The Fighter Group’s first combat mission was logged on the 11th of February, 1944. A few weeks later on March 4, Flight Officer Yeager would score his first aerial victory by downing an Me-109. However, as he soon learned the hard way, war is unpredictable.
Joining the French Resistance
On the exact following day, Yeager was shot down while trying to make a head-on pass at a group of Fokke-Wolfe 190s during a raid on Bordeaux, France. Yeager found himself behind enemy lines, and even if he made it out of the crash in one piece, he would need to evade every German patrol until reaching neutral Spain which was no easy task.
Nevertheless, thanks to the French Resistance, he was able to elude capture while assisting the French Underground in whatever manner he could. He was eventually smuggled to neutral Spain where he was then handed over to the British at Gibraltar.
Once back in England, he faced the terrifying prospect of being sent home due to a policy that forbade escaped pilots to be flown over French skies again. It was risky for a pilot already involved with the French underground resistance to face the prospect of getting shot again and falling into German hands.

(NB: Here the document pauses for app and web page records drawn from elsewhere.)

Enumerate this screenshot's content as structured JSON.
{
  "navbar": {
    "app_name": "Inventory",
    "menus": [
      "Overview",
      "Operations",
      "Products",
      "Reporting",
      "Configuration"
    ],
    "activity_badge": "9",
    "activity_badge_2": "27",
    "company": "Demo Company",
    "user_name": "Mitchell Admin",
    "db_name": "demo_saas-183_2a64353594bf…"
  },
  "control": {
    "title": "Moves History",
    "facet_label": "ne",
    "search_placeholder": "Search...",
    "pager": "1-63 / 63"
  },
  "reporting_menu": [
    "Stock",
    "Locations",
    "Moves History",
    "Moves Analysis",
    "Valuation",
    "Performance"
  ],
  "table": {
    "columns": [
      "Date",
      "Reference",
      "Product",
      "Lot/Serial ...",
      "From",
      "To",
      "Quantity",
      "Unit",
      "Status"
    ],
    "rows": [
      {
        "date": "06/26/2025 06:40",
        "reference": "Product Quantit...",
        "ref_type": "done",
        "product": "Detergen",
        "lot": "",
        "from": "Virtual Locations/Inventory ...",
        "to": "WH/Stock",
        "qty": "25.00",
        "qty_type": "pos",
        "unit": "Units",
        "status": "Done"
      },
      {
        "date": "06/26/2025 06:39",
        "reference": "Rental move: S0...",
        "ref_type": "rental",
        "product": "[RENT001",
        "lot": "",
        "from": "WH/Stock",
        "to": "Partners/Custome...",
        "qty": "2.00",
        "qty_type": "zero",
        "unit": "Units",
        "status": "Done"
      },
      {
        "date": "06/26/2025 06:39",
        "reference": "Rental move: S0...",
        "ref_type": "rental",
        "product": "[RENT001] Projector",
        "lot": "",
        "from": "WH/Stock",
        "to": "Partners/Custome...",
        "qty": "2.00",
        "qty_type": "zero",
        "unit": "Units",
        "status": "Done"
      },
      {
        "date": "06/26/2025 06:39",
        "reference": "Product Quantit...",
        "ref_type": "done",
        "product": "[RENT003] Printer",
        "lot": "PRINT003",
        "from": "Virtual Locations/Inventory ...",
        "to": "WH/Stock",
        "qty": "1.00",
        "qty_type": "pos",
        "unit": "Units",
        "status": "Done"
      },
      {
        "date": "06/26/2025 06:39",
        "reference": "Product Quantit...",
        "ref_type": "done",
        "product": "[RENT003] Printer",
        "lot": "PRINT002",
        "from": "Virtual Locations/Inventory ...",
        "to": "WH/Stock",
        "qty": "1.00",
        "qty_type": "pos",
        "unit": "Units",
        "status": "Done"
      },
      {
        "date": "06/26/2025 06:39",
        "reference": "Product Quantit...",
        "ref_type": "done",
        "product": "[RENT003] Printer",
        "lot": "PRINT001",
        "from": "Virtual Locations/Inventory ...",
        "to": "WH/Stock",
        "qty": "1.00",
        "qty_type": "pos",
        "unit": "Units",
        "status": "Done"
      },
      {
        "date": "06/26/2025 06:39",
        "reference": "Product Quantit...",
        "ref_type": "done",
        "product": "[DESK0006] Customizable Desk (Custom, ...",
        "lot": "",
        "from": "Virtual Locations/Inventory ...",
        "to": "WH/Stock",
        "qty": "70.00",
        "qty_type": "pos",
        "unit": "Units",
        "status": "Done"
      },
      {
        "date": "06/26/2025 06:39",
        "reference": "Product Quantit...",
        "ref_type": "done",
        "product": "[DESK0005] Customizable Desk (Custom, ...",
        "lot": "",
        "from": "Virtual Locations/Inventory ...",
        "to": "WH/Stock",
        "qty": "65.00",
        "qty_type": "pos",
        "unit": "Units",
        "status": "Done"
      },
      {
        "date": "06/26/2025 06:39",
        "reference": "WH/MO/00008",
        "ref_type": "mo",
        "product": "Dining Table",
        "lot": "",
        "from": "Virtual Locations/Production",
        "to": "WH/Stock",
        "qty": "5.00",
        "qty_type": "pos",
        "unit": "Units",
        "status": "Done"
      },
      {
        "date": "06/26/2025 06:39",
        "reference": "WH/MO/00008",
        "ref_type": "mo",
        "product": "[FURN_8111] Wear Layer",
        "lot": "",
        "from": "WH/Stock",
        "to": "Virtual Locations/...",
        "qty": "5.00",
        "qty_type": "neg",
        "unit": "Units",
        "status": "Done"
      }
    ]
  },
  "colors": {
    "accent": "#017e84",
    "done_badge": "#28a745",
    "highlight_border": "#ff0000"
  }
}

However, a feisty Yeager took his case to Gen. Dwight Eisenhower himself and pleaded for the opportunity to fly again as most of France had been liberated by the allies already. Eisenhower approved in August of 1944, and Chuck Yeager was back in the skies of Western Europe.
An Ace in a Single Day
Flight Officer Yeager returned into action on September 13, 1944. However it was on the 12th of October 1944, that 1st Lt. Charles E. Yeager would prove his mettle by downing five Me 109s in a single day. He would redo this feat on the 27th of November, 1944 by downing four Me 109s. All in all he had 12.5 (0.5 for partial victory) aerial victories.
Breaking the Sound Barrier
Before his military career would end, Yeager’s remarkable flight abilities as proven in combat took him the route of becoming a test pilot for the newly formed U.S. Air Force. Only having reached a high school education, Yeager found advanced academia quite challenging while flying came quite naturally.
He believed his experience as a mechanic helped him to intuitively know how to push a craft to its limits. Never fearing a challenge, Chuck enthusiastically embraced the opportunity to be the first man to break the presupposed daunting wall of the sound barrier.
On October 14, 1947, Chuck Yeager broke the sound barrier by flying his Bell X-1 aircraft at a speed of Mach 1.07 at an altitude of 45,000 feet. Still, after achieving nationwide fame for his achievement, he continued to serve with distinction in the United States Air Force for almost another 30 years.
Later Years and Retirement
Yeager took over the 405th tactical fighter wing based out of the Philippines in 1966 as a Colonel. From there on, his squadrons were regularly deployed to Vietnam where Yeager himself flew over 120 combat missions.
In 1975, the man who began his military career as an aircraft mechanic retired a Brigadier General also being one of the most successful men to ever take to the skies. He lived a full life and passed away at the age of 97 on December 7, 2020 surrounded by friends and family.